◆ What you should do ◆
Return each line of the data below that contains the string "true".

· · · · ·

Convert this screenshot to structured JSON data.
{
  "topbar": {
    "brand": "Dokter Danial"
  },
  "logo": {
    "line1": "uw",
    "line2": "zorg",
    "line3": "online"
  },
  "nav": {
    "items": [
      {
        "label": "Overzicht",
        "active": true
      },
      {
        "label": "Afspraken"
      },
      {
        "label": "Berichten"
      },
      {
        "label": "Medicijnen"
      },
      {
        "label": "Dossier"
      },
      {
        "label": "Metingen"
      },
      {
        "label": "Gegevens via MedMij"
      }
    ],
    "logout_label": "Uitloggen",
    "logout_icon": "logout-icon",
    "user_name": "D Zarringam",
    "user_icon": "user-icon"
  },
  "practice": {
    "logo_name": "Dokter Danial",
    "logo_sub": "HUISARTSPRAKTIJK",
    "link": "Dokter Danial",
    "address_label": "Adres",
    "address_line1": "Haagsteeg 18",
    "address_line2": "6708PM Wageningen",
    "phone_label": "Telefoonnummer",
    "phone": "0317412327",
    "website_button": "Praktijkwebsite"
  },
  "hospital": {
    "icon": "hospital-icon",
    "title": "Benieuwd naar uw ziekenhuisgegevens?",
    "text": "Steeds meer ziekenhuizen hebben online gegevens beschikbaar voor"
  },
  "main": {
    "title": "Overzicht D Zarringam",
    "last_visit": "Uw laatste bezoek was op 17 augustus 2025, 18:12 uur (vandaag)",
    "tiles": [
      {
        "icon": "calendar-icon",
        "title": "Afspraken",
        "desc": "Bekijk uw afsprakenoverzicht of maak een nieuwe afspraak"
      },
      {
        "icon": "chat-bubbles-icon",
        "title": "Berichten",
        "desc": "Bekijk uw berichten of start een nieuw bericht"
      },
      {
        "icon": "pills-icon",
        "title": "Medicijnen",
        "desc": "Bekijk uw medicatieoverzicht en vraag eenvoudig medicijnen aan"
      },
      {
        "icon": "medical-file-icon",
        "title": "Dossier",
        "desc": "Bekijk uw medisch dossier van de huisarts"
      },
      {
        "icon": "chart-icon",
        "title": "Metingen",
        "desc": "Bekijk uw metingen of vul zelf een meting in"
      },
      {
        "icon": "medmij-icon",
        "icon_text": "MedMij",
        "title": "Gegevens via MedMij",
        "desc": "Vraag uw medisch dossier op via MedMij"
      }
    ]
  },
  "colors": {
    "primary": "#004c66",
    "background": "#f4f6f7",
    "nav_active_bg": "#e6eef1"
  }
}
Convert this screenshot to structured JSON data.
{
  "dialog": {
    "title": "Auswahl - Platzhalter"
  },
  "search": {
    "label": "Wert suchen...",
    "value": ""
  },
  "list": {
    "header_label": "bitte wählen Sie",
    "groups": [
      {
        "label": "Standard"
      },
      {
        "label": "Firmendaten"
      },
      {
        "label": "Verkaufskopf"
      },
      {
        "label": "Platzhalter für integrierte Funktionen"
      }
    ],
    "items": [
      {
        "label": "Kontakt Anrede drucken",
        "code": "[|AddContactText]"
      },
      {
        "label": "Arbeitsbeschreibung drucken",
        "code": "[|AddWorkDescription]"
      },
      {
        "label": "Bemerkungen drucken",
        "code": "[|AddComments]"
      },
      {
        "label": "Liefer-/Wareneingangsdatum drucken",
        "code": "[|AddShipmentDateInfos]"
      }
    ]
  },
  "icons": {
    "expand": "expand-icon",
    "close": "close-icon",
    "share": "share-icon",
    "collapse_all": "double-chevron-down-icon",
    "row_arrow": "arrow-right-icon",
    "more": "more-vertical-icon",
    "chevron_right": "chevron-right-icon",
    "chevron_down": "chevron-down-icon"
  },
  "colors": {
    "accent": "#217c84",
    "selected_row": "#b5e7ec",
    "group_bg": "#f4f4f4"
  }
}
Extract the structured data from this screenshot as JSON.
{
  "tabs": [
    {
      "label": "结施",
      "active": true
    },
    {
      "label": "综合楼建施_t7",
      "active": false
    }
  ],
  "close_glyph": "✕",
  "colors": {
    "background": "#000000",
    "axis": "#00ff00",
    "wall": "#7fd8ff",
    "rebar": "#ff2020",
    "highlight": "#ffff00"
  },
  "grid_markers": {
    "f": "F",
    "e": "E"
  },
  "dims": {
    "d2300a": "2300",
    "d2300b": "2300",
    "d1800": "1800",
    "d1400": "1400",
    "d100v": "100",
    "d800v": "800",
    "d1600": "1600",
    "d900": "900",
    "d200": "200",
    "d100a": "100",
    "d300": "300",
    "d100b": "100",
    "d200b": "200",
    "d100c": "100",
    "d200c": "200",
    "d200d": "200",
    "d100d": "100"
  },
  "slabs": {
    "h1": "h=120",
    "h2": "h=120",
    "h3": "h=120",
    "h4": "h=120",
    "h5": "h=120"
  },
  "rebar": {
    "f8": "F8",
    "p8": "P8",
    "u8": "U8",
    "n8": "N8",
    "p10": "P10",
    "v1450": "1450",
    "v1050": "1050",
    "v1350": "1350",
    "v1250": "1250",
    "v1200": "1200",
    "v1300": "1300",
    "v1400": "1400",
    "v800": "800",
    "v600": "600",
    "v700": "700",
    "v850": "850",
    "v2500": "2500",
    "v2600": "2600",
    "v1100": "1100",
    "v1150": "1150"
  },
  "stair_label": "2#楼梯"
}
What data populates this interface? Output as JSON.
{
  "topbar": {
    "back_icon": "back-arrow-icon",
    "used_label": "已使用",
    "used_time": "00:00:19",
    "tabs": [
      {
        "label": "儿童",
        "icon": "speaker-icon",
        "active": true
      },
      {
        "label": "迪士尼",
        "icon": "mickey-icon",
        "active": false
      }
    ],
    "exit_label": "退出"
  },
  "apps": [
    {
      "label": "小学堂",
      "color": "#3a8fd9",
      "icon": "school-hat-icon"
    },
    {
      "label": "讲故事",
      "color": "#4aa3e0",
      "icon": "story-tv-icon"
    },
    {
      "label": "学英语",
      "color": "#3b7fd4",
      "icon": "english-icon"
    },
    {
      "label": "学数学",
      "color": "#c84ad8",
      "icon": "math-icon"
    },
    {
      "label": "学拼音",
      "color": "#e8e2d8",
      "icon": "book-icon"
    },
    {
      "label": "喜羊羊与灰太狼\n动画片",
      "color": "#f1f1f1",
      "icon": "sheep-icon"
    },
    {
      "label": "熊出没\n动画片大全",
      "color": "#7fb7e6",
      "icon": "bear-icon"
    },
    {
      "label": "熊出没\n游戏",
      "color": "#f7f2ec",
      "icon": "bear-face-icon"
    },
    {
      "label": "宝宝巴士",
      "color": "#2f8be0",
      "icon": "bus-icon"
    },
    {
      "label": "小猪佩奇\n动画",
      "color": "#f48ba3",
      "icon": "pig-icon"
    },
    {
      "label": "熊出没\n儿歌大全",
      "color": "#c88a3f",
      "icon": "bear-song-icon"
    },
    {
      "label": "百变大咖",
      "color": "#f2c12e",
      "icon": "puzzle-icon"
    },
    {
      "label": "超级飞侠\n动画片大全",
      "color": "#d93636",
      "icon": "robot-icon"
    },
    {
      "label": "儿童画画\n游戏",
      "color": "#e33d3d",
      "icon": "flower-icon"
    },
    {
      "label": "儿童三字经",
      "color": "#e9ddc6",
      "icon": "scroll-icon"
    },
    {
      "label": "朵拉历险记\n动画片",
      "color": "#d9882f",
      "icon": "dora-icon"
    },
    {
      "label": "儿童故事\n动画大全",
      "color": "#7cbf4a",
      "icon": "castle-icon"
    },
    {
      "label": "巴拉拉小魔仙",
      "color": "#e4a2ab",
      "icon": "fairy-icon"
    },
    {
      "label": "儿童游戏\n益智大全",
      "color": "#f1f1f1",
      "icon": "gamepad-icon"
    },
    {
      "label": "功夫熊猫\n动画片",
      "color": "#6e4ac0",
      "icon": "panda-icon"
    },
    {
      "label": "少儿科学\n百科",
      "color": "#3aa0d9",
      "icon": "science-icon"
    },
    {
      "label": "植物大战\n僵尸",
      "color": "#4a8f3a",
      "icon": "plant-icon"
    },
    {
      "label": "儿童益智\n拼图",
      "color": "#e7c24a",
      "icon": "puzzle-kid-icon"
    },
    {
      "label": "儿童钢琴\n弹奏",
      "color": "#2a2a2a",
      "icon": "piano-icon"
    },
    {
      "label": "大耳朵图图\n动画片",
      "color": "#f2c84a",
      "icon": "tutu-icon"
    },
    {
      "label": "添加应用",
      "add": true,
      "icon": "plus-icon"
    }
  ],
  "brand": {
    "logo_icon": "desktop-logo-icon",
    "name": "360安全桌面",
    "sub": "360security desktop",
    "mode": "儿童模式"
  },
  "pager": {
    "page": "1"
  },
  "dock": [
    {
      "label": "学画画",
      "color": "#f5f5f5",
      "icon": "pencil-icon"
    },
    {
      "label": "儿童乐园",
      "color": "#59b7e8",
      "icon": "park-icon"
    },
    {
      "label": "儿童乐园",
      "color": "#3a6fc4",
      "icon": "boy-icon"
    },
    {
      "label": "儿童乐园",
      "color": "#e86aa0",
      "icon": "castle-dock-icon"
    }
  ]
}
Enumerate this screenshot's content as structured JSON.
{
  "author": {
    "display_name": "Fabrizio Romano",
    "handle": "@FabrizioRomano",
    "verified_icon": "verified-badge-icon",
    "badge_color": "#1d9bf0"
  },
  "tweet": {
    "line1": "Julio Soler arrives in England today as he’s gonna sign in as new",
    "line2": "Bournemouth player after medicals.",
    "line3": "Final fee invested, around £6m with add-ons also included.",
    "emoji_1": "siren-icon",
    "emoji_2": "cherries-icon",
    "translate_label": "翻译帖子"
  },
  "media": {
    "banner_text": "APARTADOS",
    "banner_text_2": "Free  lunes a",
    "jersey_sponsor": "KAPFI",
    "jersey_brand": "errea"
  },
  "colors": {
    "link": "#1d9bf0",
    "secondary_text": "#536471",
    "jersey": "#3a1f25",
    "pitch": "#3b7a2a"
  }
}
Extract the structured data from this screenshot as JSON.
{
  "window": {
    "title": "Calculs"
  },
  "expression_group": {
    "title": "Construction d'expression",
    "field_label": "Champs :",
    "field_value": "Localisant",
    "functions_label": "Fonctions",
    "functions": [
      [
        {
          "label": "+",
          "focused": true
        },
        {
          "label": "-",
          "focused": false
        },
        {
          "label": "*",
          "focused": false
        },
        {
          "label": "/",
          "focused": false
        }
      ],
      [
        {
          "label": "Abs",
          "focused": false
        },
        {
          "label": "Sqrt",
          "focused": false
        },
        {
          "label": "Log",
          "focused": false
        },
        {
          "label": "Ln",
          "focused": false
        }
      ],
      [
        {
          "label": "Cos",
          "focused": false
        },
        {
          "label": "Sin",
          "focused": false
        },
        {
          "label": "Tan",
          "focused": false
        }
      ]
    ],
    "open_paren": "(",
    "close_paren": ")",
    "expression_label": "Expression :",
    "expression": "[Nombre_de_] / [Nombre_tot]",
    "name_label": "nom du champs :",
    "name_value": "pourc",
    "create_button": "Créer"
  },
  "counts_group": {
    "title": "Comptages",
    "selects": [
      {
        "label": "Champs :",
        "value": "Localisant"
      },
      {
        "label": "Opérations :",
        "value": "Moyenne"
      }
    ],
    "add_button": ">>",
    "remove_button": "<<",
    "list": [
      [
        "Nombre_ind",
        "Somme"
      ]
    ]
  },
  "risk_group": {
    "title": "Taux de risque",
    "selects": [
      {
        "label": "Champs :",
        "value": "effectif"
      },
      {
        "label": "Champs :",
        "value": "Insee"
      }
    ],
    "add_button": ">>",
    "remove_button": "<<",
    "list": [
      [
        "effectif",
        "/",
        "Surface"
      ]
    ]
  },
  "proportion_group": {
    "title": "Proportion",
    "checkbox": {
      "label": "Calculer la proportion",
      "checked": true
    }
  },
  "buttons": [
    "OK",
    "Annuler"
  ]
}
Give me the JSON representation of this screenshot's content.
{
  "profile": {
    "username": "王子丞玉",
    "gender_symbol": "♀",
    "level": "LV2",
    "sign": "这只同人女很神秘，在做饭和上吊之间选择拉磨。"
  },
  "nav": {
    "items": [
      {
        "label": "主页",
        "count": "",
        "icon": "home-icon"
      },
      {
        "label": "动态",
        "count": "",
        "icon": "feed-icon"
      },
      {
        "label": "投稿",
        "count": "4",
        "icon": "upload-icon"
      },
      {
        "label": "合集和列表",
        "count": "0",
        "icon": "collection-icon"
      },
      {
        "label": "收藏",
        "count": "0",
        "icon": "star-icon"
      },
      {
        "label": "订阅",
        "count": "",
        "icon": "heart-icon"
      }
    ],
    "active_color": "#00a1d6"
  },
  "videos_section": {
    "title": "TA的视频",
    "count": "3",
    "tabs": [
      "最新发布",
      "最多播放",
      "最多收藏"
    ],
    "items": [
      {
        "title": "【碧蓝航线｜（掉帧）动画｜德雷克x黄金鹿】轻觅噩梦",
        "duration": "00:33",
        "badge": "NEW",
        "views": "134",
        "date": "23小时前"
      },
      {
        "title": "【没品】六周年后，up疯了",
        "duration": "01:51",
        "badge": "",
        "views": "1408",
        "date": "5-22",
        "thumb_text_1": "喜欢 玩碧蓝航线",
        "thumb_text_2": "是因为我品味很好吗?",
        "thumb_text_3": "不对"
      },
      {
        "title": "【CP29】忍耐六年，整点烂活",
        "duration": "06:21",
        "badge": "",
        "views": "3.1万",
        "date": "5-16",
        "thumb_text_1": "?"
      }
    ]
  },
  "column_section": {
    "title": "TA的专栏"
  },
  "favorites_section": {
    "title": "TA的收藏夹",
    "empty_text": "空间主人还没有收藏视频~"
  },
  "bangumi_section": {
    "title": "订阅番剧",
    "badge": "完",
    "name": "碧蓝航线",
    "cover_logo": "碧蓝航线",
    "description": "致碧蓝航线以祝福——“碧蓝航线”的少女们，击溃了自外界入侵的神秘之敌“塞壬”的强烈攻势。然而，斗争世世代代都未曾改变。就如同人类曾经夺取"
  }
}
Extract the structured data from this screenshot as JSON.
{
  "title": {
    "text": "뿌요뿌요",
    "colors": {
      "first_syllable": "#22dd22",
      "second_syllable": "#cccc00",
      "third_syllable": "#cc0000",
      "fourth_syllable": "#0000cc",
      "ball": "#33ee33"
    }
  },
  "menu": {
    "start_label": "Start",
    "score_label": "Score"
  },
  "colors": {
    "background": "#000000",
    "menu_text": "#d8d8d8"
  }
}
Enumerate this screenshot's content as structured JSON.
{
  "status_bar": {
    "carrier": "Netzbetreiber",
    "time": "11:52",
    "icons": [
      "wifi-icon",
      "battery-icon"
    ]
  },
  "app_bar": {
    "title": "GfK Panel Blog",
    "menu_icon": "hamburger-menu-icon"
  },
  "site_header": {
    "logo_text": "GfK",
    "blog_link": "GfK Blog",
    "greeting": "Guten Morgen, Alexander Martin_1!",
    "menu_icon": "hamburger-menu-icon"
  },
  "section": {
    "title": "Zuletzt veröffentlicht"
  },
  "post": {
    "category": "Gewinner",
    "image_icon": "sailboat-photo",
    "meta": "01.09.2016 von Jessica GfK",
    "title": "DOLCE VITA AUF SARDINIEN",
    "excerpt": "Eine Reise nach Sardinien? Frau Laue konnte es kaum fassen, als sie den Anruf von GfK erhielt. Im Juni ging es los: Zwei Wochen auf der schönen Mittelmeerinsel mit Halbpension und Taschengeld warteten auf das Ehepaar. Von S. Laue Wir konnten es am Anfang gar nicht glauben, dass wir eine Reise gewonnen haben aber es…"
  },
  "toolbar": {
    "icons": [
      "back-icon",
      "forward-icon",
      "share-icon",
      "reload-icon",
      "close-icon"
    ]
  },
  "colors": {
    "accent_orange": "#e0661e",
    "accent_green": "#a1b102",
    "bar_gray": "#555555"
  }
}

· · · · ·

◆ Exercise response ◆
        "active": true
      "active": true
        "active": true
      "add": true,
          "focused": true
      "checked": true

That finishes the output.